Archaeologists have discovered the grave of an Iron-Age Celtic prince outside a small town in France that they believe dates to the 5th century B.C.

The grave was discovered on the outskirts of Lavau in France's Champagne region. The Celtic prince is buried with his chariot as well as Greek and possibly Etruscan artifacts. The prince and chariot are placed at the center of a huge mound which measures 130 feet in length and has been left unopened.

The Celts are thought to have first arrived in Ireland in 500 B.C., around the same date as this burial mound, and became one of the major cultural influences on the country replacing the bronze age culture across the island completely withing a few hundred years. They were a massive influence on Ireland's history, culture and language. Today Ireland is known as one of the six Celtic nations along with Scotland, Wales, the Isle of Man, Brittany and Cornwall. 

A team of archaeologists from Inrap, the French National Archaeological Research Institute, began work on the site in October 2014 with excavation of the site due to end at the end of this month.

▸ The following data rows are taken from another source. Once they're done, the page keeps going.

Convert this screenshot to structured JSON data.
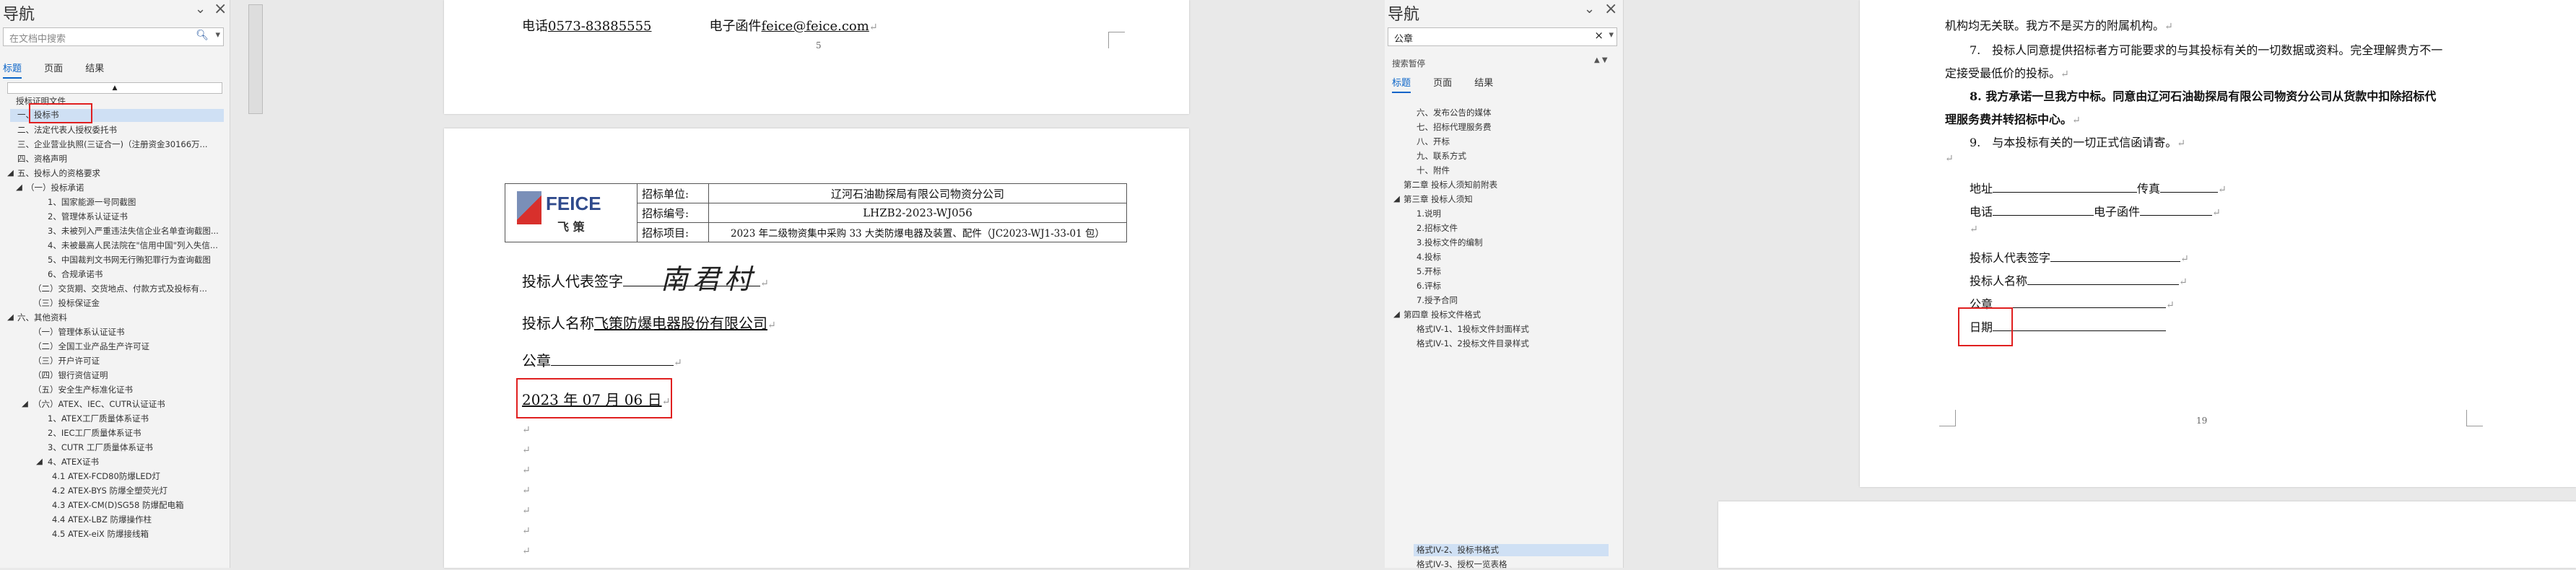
{
  "left_nav": {
    "title": "导航",
    "search_placeholder": "在文档中搜索",
    "tabs": [
      "标题",
      "页面",
      "结果"
    ],
    "items": [
      "授标证明文件",
      "一、投标书",
      "二、法定代表人授权委托书",
      "三、企业营业执照(三证合一)（注册资金30166万...",
      "四、资格声明",
      "五、投标人的资格要求",
      "（一）投标承诺",
      "1、国家能源一号同截图",
      "2、管理体系认证证书",
      "3、未被列入严重违法失信企业名单查询截图...",
      "4、未被最高人民法院在\"信用中国\"列入失信...",
      "5、中国裁判文书网无行贿犯罪行为查询截图",
      "6、合规承诺书",
      "（二）交货期、交货地点、付款方式及投标有...",
      "（三）投标保证金",
      "六、其他资料",
      "（一）管理体系认证证书",
      "（二）全国工业产品生产许可证",
      "（三）开户许可证",
      "（四）银行资信证明",
      "（五）安全生产标准化证书",
      "（六）ATEX、IEC、CUTR认证证书",
      "1、ATEX工厂质量体系证书",
      "2、IEC工厂质量体系证书",
      "3、CUTR 工厂质量体系证书",
      "4、ATEX证书",
      "4.1 ATEX-FCD80防爆LED灯",
      "4.2 ATEX-BYS 防爆全塑荧光灯",
      "4.3 ATEX-CM(D)SG58 防爆配电箱",
      "4.4 ATEX-LBZ 防爆操作柱",
      "4.5 ATEX-eiX 防爆接线箱"
    ]
  },
  "doc1": {
    "top_page": {
      "phone_label": "电话",
      "phone_value": "0573-83885555",
      "email_label": "电子函件",
      "email_value": "feice@feice.com",
      "page_number": "5"
    },
    "table": {
      "logo_text": "FEICE",
      "logo_sub": "飞 策",
      "rows": [
        {
          "label": "招标单位:",
          "value": "辽河石油勘探局有限公司物资分公司"
        },
        {
          "label": "招标编号:",
          "value": "LHZB2-2023-WJ056"
        },
        {
          "label": "招标项目:",
          "value": "2023 年二级物资集中采购 33 大类防爆电器及装置、配件（JC2023-WJ1-33-01 包）"
        }
      ]
    },
    "rep_label": "投标人代表签字",
    "signature": "南君村",
    "bidder_label": "投标人名称",
    "bidder_value": "飞策防爆电器股份有限公司",
    "seal_label": "公章",
    "date_value": "2023 年 07 月 06 日"
  },
  "right_nav": {
    "title": "导航",
    "search_value": "公章",
    "result_text": "搜索暂停",
    "tabs": [
      "标题",
      "页面",
      "结果"
    ],
    "items": [
      "六、发布公告的媒体",
      "七、招标代理服务费",
      "八、开标",
      "九、联系方式",
      "十、附件",
      "第二章 投标人须知前附表",
      "第三章 投标人须知",
      "1.说明",
      "2.招标文件",
      "3.投标文件的编制",
      "4.投标",
      "5.开标",
      "6.评标",
      "7.授予合同",
      "第四章 投标文件格式",
      "格式IV-1、1投标文件封面样式",
      "格式IV-1、2投标文件目录样式"
    ],
    "bottom_items": [
      "格式IV-2、投标书格式",
      "格式IV-3、授权一览表格"
    ]
  },
  "doc2": {
    "line1": "机构均无关联。我方不是买方的附属机构。",
    "item7": "7.　投标人同意提供招标者方可能要求的与其投标有关的一切数据或资料。完全理解贵方不一",
    "item7b": "定接受最低价的投标。",
    "item8": "8. 我方承诺一旦我方中标。同意由辽河石油勘探局有限公司物资分公司从货款中扣除招标代",
    "item8b": "理服务费并转招标中心。",
    "item9": "9.　与本投标有关的一切正式信函请寄。",
    "address_label": "地址",
    "fax_label": "传真",
    "phone_label": "电话",
    "email_label": "电子函件",
    "rep_label": "投标人代表签字",
    "bidder_label": "投标人名称",
    "seal_label": "公章",
    "date_label": "日期",
    "page_number": "19"
  }
}
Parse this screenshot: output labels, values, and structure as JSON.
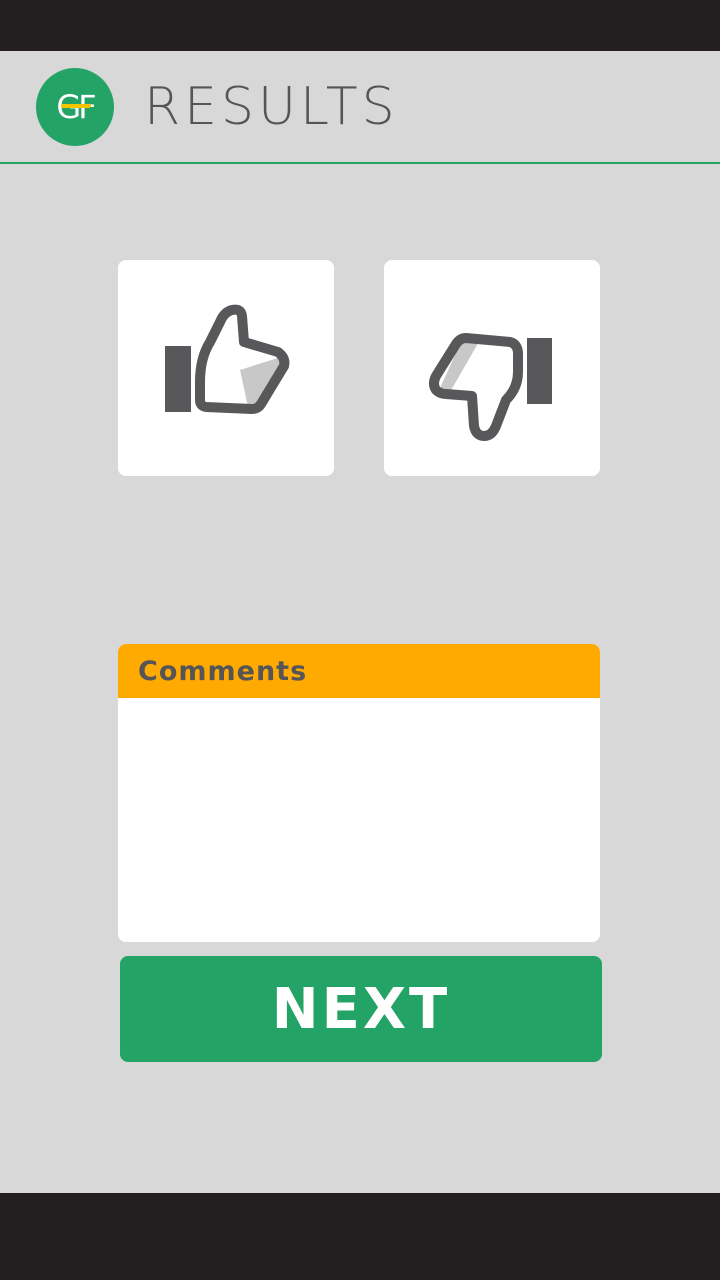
{
  "header": {
    "logo_text": "GF",
    "title": "RESULTS"
  },
  "vote": {
    "thumbs_up_icon": "thumbs-up-icon",
    "thumbs_down_icon": "thumbs-down-icon"
  },
  "comments": {
    "label": "Comments",
    "value": "",
    "placeholder": ""
  },
  "actions": {
    "next_label": "NEXT"
  },
  "colors": {
    "brand_green": "#23a365",
    "accent_orange": "#ffaa00",
    "background": "#d8d8d8",
    "icon_gray": "#58585a",
    "system_bar": "#231f20"
  }
}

The team established that the grave dates from near the end of the Iron Age (Hallstatt period) – which means the grave is 2,500 years old – a time that is generally characterized by the widespread use of metal. Researchers believe it to be one of the largest of record for this period of time. The center of the burial mound includes a 150-square foot unopened burial chamber containing the prince. Archaeologists believe the grave to be that of a prince due to high number of valuable grave goods contained within which would generally be associated with a high status within Hallstattian elites.

The uncovered grave may tell us more about trading patterns during the late Iron Age. The largest discovery contained within the grave was a large bronze-decorated cauldron which would have been used to hold watered down wine. The cauldron, 3.3 feet in diameter, appears to have been made by Etruscan craftsmen who were based in the part of Europe which is now known as Italy.

This particular four-handled cauldron is decorated with eight lioness heads around its edge, a depiction of a river deity with horns, a beard, the ears of a bull and a triple mustache and with heads that depict the Greek god Acheloos.

Other finds included a silver spoon that may have been used to filter the wine and a decorated ceramic wine pitcher, made by the Greeks and decorated with a depiction of the god Dionysus lying under a vine and facing a woman. The portrayal of a banquet scene is a recurring theme in Greek iconography. The lip and foot of the pitcher are set with gold making the pitcher the most northern find of this style to date.

All of these pieces are important in showing that there was exchange between the Celts and the Mediterranean. The time is characterized by the rise of Etruscan and Greek City States such as Marseilles in southern France. As a result, trading routes were opened between the Mediterranean and the Celts, as merchants in the Mediterranean searched for slaves, metals and other goods. In return, the Celts received valuable Etruscan and Greek objects. Evidence of these trading routes has also been found in Germany – in sites at Heuneburg and Hochdorf – in places that would have controlled the natural communication routes along the Loire-Seine-Saône-Rhine-Danube inter-fluvial zone, benefitting from their proximity to the rivers.

The burial mound will also contribute to archaeologists’ understanding of the princely burial practices in Western Europe in the Early Iron Age as this new site in Lavau is better preserved than previous discoveries of the Vix Chariot Graves (Côte-d’Or) and the Hochdorf Grave in Bade-Wurtemberg (Germany).